● **YOUR OBJECTIVE**
Copy out the lines below that hold the word "title".

*** Block opens ***

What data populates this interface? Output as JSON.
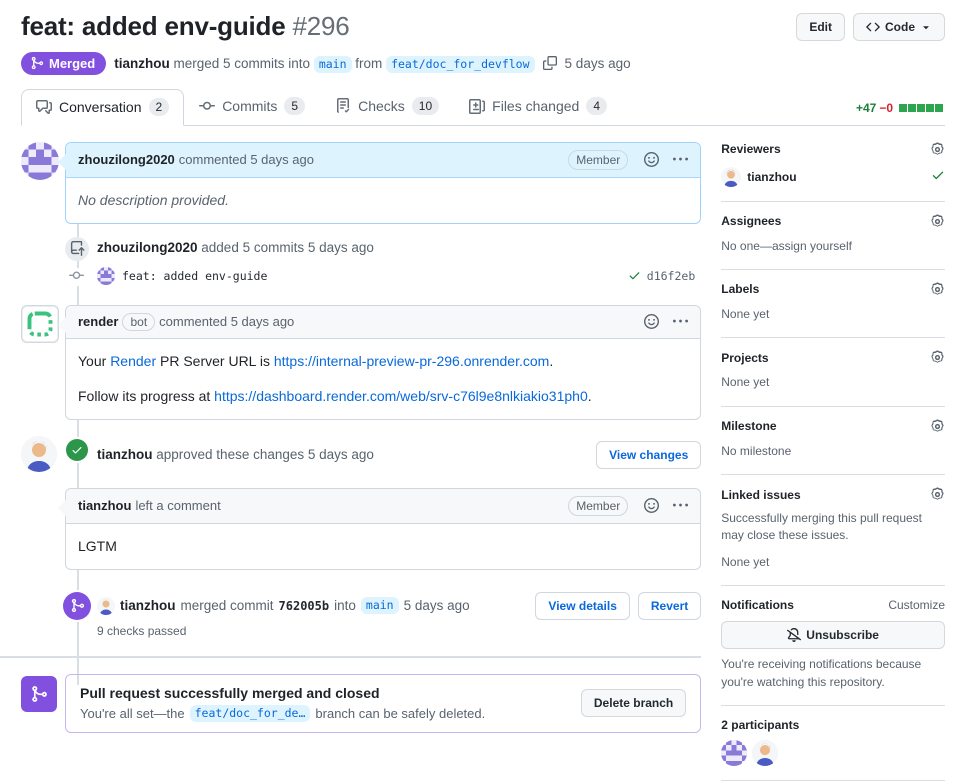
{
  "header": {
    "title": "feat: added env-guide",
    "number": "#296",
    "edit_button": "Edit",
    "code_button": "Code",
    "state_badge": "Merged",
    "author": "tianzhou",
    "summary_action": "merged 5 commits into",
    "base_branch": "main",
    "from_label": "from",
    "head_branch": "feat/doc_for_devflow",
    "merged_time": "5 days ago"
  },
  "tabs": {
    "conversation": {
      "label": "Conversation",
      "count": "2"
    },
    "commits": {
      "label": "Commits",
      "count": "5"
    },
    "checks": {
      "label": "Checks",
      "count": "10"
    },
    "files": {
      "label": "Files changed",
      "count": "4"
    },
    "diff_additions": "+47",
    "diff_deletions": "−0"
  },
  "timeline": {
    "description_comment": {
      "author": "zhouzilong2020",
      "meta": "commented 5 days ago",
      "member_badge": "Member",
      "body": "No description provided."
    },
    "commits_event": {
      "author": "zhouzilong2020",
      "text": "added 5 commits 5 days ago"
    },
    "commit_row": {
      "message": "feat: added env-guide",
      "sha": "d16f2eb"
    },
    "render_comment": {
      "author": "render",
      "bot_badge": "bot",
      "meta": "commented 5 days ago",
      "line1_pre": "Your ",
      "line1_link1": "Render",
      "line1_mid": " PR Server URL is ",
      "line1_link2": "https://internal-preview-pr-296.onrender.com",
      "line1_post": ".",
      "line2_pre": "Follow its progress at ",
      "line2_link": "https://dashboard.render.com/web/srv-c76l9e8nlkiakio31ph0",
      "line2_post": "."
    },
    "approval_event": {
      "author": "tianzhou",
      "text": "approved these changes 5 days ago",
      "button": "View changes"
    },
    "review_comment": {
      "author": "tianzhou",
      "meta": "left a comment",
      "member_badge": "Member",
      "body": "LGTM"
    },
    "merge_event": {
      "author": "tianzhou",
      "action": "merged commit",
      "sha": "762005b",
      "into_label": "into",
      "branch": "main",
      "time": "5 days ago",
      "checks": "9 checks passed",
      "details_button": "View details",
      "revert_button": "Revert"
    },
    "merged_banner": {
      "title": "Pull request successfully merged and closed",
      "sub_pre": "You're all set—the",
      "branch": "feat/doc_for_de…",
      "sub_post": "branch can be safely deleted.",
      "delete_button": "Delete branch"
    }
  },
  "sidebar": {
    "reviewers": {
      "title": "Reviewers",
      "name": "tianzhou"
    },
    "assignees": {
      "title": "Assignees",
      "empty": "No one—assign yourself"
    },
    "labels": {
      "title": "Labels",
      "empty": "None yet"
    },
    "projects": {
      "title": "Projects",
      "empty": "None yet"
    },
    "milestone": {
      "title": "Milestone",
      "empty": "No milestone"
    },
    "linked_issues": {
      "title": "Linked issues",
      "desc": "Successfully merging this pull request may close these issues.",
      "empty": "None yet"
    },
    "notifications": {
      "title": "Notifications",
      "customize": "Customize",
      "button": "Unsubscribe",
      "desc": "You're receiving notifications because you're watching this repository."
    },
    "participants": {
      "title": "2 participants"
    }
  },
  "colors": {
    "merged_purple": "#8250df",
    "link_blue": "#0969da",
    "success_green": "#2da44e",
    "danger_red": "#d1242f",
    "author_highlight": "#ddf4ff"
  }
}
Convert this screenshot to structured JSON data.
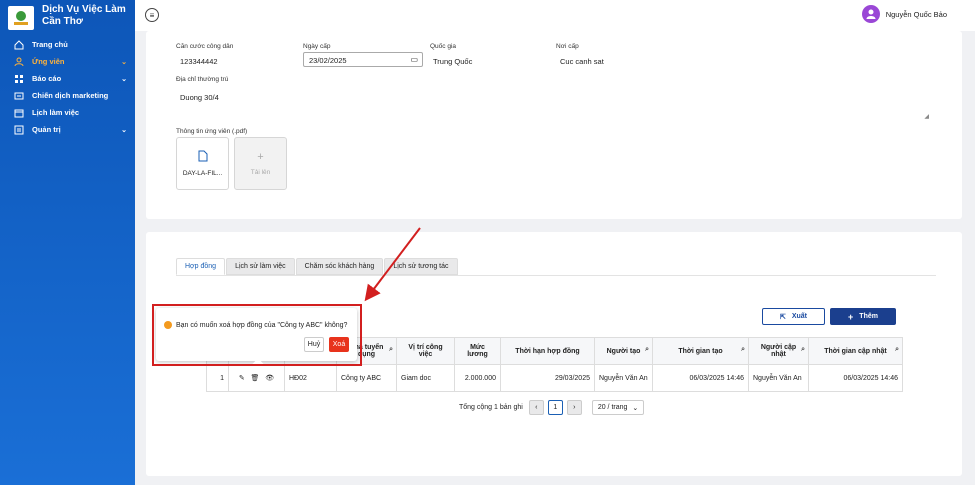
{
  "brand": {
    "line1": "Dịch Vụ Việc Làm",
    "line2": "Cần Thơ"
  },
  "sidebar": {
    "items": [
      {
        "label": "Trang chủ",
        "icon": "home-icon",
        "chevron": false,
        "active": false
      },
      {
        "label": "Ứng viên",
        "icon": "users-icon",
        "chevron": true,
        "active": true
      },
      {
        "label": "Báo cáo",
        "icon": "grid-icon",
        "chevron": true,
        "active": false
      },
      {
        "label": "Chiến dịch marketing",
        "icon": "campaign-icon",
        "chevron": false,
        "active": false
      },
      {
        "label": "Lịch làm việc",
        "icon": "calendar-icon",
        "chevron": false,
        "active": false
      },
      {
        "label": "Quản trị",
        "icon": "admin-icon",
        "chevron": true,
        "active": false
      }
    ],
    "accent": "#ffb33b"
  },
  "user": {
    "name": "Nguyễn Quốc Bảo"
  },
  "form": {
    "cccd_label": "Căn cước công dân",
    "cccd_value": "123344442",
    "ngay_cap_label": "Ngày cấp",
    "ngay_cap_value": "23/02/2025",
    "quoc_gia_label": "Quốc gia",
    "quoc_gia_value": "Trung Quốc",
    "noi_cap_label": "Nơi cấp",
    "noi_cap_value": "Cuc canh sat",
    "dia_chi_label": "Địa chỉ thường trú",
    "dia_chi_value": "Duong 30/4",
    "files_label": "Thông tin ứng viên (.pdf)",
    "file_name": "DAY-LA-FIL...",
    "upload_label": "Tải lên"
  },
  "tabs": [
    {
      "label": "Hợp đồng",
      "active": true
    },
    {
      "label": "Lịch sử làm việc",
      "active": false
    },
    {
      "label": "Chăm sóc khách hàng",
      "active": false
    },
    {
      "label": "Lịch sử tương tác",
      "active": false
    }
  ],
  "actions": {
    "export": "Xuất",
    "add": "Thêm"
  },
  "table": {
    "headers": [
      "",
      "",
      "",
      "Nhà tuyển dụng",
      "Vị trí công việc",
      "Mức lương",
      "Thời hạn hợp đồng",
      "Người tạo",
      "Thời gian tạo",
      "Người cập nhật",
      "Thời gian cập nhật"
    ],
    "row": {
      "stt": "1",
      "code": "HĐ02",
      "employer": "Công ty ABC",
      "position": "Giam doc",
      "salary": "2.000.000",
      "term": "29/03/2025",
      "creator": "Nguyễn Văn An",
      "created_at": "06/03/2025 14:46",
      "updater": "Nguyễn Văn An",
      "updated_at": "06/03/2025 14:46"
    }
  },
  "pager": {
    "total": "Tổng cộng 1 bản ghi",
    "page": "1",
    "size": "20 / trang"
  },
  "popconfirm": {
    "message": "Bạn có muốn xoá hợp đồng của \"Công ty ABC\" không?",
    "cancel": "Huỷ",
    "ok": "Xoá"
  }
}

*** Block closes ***

● **ANSWER TO THIS PROBLEM**
    "title": "feat: added env-guide",
      "title": "Pull request successfully merged and closed",
      "title": "Reviewers",
      "title": "Assignees",
      "title": "Labels",
      "title": "Projects",
      "title": "Milestone",
      "title": "Linked issues",
      "title": "Notifications",
      "title": "2 participants"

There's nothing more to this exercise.